Refrigerator. A “nice to have”. Turn one of our ice boxes into a reefer. The other can remain as “cool” storage. Well, after the Baja trip, I decided that we were too “tethered” to marinas to get ice, so I just finished (8/11) installing a Frigoboat reefer with digital themostat. Works great. Update 12/2012: From New Zealand-It worked great all the way across the Pacific, but as you get into warm, tropical water it pretty much runs all the time. Plan on a fairly constant 3-6 amp draw in these conditions. Watermaker. A “nice to have”. We’ll see. Ditto to the reefer comment. Spent too much time sourcing questionable water from Marinas in Baja and ended up putting clorox in the water “just in case”. Bought a Spectra watermaker and installed this summer (6/11) Works great. 6 to 7 gallons per hour on about 9 amps/hour. Update 12/2012: From NZ. Works great in the tropics, but we had to run it a long time to make 20 or 30 gallons or more. I would probably spend more to buy a larger capacity model and not have to run it as long, especially since it uses enough energy that you either have to have a lot of sun for the solar, or shut everything else off, or run the engine while filling the tank. The reality is you can run it for three hours using just solar since you need to rest of the day to charge the batteries for other stuff, or you run the engine, or we found we could run it pretty well if we were under way and used the hydro gen-but since this is dragged behind the boat, you can’t drag a fishing line. Everything’s a trade off…
Enjoying your blog. Thanks for sharing.
I was wondering if you could post some pics of your solar panel configuration. We are looking at a Tayana 37 that does not have solar but would like to add it. We have seen some configs where the panels were on the davit and others where they were on the top of the bimini. Both of those locations would be preferable to mounting them on the rails.
Also, we were wondering if you had done some calculations on the max dimensions of the panels that would fit.

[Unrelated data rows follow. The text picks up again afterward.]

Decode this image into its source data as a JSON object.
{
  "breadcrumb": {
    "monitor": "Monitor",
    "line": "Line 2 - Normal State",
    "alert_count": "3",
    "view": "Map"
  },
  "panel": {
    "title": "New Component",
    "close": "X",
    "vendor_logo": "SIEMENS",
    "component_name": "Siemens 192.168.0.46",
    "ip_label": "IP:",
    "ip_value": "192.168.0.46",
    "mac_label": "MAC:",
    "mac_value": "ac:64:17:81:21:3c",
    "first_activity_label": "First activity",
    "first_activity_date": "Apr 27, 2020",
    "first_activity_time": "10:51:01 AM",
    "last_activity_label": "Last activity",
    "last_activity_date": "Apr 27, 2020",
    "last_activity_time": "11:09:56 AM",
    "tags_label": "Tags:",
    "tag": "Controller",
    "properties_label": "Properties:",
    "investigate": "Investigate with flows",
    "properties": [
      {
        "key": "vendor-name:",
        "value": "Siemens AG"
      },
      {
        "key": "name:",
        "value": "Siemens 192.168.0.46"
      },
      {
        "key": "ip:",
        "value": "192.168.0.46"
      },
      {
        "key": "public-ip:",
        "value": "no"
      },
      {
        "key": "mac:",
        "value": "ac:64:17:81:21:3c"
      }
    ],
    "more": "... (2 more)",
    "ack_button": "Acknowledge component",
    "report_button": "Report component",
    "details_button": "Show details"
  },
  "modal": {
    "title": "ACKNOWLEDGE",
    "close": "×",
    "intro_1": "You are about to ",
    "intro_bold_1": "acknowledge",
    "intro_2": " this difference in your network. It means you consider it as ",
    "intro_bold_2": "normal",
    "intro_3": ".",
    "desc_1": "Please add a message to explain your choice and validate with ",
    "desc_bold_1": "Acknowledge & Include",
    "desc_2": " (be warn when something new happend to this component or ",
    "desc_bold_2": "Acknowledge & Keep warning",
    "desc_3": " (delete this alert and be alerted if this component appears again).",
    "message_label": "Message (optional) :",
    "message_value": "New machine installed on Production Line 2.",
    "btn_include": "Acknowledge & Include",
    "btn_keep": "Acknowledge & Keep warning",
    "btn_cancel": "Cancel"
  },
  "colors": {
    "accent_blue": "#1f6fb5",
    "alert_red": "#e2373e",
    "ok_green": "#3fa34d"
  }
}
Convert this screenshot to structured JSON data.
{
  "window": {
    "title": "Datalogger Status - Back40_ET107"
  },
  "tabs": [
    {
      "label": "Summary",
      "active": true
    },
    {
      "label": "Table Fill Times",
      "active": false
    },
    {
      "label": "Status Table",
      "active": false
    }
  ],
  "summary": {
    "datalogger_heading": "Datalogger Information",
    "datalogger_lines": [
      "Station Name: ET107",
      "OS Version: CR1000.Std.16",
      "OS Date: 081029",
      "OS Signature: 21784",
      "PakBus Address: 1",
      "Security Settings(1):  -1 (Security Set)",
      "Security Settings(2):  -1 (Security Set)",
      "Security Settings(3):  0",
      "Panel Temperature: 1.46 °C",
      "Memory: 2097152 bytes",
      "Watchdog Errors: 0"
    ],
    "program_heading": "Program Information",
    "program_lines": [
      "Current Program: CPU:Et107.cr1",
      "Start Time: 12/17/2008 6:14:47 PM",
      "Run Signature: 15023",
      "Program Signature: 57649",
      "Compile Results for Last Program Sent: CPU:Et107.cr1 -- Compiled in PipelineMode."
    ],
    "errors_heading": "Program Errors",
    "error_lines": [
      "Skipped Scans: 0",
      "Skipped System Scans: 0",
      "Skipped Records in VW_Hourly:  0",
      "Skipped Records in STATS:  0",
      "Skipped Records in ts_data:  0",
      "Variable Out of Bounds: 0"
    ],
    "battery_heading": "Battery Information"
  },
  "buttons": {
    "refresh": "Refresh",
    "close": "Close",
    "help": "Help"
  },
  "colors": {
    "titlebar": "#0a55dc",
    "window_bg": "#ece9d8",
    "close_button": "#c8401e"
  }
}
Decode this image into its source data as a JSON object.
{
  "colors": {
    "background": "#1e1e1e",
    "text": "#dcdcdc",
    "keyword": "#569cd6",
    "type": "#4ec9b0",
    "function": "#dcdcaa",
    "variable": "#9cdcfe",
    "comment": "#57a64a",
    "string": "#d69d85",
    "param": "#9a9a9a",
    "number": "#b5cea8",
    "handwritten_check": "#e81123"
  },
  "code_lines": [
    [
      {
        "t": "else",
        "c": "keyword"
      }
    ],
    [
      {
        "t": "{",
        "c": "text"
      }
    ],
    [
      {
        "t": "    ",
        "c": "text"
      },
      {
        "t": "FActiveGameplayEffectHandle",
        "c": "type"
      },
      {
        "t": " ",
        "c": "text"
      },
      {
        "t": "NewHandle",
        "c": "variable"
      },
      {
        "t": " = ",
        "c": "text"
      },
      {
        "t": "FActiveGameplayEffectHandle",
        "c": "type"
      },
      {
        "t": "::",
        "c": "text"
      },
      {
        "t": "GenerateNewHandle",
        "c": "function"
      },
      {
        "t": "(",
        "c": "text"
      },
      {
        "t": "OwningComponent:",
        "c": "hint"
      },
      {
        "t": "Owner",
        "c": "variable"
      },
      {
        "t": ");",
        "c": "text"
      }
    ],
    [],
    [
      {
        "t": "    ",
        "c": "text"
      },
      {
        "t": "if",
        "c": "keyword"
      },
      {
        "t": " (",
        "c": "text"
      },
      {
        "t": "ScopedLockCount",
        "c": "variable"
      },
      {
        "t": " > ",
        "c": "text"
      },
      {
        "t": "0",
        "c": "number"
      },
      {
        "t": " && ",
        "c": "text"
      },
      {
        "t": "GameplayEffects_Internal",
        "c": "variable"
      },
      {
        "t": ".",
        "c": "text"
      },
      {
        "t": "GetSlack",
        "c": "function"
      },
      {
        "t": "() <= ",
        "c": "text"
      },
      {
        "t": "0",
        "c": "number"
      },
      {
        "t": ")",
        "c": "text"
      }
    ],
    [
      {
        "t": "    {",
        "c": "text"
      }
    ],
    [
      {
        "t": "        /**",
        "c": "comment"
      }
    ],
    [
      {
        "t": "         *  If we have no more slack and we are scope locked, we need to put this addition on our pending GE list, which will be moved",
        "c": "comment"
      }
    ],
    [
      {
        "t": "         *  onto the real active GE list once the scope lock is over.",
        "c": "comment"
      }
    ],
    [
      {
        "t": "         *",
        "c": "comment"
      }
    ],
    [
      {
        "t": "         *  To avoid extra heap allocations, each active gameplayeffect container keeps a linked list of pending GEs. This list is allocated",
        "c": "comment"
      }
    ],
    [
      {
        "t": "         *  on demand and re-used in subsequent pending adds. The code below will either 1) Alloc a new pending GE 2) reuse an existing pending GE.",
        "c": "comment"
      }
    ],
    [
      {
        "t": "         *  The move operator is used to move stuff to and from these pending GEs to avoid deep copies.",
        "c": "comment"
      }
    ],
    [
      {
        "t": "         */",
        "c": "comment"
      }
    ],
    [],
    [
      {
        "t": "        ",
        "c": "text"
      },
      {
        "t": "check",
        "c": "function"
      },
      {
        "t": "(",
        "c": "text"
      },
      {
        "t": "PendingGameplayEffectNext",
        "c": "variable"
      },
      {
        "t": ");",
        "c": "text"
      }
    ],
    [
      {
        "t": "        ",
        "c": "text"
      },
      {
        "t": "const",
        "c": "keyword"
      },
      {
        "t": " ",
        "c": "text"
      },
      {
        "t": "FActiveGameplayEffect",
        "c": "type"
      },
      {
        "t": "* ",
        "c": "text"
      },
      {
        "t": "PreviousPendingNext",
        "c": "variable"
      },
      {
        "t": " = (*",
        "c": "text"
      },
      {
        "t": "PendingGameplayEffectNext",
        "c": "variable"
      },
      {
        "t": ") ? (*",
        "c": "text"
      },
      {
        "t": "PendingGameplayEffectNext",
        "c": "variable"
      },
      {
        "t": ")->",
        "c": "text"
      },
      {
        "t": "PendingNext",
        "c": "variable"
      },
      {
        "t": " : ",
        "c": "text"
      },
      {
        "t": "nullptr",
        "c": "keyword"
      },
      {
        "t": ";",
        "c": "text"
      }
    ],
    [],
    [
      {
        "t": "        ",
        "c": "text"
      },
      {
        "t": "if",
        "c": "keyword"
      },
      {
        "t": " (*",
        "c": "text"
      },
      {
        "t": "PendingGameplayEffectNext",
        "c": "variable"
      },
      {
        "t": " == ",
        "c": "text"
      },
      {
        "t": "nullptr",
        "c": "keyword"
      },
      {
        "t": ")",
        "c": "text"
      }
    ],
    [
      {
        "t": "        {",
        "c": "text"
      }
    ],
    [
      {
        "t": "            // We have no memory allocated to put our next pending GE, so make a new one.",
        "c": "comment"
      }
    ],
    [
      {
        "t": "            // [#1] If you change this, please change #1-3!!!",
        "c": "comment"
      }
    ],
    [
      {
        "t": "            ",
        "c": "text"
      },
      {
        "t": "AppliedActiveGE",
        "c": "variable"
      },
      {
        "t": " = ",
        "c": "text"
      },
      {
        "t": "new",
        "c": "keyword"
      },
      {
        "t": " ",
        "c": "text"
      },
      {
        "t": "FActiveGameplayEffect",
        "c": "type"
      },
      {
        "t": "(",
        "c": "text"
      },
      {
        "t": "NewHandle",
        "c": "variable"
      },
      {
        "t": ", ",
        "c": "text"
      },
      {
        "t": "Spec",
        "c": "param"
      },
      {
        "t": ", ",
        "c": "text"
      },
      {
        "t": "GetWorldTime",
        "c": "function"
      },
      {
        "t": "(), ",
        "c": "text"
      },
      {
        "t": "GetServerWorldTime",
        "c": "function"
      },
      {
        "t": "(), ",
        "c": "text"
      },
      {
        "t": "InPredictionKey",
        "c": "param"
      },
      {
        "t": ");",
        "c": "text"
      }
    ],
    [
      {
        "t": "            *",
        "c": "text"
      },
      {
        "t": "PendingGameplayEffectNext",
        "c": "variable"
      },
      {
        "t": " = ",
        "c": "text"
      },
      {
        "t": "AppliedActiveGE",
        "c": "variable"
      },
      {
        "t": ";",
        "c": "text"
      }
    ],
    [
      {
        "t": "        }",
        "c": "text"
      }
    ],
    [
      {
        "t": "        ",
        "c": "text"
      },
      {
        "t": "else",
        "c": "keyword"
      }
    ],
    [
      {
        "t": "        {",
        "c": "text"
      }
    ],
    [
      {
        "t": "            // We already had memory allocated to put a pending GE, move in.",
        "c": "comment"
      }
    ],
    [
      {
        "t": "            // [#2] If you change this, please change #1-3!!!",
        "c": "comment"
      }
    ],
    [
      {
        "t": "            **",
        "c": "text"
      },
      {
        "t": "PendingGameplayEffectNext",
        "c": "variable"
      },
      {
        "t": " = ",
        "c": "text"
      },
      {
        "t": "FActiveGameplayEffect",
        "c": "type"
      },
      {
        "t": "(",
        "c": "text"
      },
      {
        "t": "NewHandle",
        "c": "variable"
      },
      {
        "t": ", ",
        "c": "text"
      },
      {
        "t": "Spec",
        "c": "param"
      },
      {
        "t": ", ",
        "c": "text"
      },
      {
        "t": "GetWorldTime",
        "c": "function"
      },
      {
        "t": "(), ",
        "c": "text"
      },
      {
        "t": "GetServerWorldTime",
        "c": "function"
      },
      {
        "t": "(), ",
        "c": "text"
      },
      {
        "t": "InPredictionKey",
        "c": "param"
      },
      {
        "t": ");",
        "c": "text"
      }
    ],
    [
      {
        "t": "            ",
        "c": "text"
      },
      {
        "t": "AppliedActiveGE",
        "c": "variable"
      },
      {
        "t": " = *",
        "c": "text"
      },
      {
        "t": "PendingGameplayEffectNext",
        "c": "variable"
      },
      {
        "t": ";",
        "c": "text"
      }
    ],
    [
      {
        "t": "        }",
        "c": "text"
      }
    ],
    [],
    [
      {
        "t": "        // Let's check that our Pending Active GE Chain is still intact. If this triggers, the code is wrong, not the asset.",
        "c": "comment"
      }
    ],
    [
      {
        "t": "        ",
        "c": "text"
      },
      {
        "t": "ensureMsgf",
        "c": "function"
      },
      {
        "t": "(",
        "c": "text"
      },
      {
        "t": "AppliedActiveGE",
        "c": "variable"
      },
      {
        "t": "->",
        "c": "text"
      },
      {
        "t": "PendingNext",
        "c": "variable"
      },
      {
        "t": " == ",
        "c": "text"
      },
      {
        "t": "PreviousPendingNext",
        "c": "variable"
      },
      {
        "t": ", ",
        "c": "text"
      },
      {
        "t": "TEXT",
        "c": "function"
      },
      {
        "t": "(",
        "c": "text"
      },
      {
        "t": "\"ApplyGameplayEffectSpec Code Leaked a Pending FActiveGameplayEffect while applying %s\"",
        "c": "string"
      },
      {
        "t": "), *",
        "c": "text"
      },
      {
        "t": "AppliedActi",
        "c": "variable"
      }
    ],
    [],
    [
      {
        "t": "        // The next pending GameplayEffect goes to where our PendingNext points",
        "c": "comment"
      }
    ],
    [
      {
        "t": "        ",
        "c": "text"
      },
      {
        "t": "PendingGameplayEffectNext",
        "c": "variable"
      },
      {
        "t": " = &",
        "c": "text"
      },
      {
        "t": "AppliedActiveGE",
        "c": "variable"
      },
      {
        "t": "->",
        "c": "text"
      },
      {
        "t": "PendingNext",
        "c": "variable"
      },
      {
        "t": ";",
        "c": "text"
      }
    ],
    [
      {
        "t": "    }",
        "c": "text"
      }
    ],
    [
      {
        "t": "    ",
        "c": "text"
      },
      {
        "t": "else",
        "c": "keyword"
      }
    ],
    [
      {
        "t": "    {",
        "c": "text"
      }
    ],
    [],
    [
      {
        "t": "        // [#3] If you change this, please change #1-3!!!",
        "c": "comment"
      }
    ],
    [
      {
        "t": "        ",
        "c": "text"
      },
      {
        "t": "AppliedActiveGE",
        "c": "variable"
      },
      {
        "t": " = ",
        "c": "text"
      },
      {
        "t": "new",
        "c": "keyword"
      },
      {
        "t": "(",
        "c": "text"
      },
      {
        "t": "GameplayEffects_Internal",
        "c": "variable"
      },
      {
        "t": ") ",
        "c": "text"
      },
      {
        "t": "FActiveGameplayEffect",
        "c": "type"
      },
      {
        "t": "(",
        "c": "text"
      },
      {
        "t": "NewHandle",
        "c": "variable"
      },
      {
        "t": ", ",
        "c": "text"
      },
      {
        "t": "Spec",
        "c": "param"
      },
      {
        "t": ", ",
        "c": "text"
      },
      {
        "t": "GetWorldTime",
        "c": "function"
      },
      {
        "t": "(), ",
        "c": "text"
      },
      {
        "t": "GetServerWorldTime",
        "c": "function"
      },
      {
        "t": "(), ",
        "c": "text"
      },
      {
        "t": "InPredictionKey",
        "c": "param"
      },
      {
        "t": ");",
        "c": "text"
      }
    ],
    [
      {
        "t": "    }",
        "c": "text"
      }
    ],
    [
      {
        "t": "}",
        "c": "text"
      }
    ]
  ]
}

Hi Alex, see today’s link. I took some pics of our panels and added a few specs. The general recommendation is to go with the max size you can possibly fit on the boat. These were the biggest we could find 18 months ago. They may have more powerful ones now, but the Kyoceras are the biggest that would fit. You can go online and search them to find the dimensions. I bolted on polycarbonate backing that you can see in the pictures to strengthen the panels and hold the hinges. If I had more time, I might have done these with aluminum, but it was easier for me to source and cut the polycarb, so I went with that. It has worked great.
Hi Bob and Ann, Jolanda & Tod here (and our almost 1 year old daughter Tessa) from the BYC. We are prepping for our cruise next year, and are wondering what size Spectra watermaker you have? Any thoughts of “I wish we had installed that…” are welcome:-). Happy to read you two having a great time!